Website and app data records:

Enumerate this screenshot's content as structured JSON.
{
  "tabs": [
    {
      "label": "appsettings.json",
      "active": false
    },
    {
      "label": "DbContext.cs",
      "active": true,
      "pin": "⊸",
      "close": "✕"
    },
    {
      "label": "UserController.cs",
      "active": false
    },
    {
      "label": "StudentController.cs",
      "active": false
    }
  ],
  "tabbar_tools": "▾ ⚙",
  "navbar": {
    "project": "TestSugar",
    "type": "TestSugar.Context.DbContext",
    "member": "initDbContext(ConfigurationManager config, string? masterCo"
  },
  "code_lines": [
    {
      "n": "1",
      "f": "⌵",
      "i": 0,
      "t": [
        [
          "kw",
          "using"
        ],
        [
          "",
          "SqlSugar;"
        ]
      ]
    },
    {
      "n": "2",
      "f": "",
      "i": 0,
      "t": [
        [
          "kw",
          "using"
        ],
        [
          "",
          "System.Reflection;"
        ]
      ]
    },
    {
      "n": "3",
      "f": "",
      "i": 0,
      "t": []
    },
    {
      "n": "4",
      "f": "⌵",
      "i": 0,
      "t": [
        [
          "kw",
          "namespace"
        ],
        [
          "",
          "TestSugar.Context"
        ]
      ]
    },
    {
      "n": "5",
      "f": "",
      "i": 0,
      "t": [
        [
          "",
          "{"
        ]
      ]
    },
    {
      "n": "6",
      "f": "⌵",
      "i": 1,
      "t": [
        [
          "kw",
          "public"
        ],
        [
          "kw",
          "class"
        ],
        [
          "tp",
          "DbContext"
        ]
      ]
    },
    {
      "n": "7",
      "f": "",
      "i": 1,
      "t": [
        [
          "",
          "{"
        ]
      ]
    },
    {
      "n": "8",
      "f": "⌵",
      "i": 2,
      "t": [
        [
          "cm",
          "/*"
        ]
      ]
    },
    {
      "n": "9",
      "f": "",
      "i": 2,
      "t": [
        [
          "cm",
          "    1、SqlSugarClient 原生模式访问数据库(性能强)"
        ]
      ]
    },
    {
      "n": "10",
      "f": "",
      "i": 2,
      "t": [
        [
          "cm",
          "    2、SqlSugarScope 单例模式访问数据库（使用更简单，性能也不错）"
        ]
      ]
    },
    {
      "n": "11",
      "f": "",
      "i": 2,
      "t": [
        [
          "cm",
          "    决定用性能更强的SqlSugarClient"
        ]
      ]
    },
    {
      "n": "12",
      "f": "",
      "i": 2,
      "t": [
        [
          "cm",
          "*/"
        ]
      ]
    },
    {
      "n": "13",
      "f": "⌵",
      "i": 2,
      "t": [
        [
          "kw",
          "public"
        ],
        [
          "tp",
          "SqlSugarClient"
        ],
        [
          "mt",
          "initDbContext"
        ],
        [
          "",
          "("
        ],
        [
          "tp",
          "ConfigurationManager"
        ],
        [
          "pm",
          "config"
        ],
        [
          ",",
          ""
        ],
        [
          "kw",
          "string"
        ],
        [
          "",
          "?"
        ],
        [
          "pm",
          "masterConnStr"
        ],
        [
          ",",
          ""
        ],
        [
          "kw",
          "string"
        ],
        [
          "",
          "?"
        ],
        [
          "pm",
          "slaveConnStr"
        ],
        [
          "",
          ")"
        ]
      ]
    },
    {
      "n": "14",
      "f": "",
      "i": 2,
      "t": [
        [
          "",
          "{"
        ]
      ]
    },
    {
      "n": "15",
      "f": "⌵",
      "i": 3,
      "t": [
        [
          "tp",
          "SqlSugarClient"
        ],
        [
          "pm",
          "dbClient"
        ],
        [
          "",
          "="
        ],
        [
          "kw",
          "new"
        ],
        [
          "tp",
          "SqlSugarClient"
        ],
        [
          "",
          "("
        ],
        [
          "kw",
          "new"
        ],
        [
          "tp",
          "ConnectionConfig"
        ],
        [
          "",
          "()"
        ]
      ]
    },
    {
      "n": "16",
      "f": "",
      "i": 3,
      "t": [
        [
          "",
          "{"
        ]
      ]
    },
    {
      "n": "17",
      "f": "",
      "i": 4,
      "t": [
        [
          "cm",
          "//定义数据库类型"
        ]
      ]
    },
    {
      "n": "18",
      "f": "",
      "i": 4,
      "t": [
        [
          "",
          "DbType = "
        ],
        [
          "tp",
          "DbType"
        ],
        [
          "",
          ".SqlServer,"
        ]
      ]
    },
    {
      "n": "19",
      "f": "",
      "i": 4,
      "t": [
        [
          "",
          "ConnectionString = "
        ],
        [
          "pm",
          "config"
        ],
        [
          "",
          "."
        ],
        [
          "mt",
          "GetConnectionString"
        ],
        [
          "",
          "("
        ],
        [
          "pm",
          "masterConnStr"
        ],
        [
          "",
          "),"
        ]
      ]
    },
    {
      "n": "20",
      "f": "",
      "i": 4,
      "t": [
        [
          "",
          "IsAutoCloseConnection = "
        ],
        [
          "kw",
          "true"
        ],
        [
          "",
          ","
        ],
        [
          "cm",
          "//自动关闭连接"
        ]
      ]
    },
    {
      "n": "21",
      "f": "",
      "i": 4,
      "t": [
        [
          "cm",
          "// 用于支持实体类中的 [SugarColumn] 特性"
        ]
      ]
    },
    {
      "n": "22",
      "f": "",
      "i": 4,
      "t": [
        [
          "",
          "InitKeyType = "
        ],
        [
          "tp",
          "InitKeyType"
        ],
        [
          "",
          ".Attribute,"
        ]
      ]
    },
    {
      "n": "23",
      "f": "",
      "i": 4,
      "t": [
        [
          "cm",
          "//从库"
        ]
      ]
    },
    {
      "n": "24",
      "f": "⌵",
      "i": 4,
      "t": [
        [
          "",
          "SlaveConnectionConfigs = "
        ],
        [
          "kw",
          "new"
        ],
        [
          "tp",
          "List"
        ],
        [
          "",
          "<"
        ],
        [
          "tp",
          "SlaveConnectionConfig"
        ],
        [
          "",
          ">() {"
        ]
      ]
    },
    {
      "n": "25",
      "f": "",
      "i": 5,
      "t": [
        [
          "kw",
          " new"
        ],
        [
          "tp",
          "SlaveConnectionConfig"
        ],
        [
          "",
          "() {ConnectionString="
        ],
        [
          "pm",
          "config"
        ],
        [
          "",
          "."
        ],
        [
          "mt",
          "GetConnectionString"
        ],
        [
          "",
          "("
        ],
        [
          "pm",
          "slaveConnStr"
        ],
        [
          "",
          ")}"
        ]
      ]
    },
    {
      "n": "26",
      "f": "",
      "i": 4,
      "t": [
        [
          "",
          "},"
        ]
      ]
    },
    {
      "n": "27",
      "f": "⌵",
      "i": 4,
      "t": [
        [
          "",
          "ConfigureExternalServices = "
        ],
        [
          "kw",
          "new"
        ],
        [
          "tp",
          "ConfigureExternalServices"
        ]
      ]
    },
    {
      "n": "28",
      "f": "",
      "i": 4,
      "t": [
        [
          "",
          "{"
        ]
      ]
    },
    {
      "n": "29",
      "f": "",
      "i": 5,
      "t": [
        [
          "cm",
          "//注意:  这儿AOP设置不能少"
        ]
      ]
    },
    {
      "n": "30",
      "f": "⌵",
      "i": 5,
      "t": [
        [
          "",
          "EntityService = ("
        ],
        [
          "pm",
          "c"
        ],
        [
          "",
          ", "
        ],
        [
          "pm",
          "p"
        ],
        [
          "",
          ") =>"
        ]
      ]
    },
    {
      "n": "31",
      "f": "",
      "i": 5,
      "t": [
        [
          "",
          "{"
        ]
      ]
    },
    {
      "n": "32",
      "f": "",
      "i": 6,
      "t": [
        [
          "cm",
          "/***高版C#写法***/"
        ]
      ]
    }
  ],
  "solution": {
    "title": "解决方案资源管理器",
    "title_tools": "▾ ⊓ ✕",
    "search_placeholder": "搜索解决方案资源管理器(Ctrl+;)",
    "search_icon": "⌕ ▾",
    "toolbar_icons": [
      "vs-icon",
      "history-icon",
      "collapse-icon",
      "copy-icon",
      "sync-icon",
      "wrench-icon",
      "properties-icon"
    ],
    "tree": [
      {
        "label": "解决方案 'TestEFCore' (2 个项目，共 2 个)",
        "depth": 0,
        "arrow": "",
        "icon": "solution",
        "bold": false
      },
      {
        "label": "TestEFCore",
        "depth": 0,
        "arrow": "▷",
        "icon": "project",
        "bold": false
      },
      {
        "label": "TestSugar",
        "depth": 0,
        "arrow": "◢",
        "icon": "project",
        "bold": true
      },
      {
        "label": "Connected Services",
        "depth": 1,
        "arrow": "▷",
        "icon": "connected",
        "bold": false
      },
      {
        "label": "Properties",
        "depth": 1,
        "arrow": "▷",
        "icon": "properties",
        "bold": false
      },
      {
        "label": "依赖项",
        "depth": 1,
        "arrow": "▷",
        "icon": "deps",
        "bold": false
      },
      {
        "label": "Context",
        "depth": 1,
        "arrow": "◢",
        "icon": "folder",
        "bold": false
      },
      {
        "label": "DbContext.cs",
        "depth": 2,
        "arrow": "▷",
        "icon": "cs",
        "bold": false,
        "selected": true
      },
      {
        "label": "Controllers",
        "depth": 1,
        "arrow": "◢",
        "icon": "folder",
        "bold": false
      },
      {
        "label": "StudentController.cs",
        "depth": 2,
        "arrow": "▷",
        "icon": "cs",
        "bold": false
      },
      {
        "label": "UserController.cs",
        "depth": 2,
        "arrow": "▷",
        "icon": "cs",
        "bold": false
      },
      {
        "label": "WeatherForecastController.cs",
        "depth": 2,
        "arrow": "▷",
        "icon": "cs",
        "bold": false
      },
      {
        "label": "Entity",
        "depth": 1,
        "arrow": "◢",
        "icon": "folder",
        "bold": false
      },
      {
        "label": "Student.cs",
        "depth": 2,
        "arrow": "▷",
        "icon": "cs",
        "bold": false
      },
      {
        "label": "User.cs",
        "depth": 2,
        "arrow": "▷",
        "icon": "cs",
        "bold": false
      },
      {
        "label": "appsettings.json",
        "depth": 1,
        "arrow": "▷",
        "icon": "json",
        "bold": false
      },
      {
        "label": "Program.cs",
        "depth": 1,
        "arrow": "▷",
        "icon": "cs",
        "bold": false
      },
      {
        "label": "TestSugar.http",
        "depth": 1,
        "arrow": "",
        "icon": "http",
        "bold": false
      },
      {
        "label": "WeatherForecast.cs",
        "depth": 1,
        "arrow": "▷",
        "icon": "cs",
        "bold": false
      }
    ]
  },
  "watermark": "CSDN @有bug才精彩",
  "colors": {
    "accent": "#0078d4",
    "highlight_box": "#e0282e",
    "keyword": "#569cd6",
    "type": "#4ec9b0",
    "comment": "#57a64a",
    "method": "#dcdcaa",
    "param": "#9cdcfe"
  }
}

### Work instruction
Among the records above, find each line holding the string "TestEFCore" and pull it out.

### Final answer
        "label": "解决方案 'TestEFCore' (2 个项目，共 2 个)",
        "label": "TestEFCore",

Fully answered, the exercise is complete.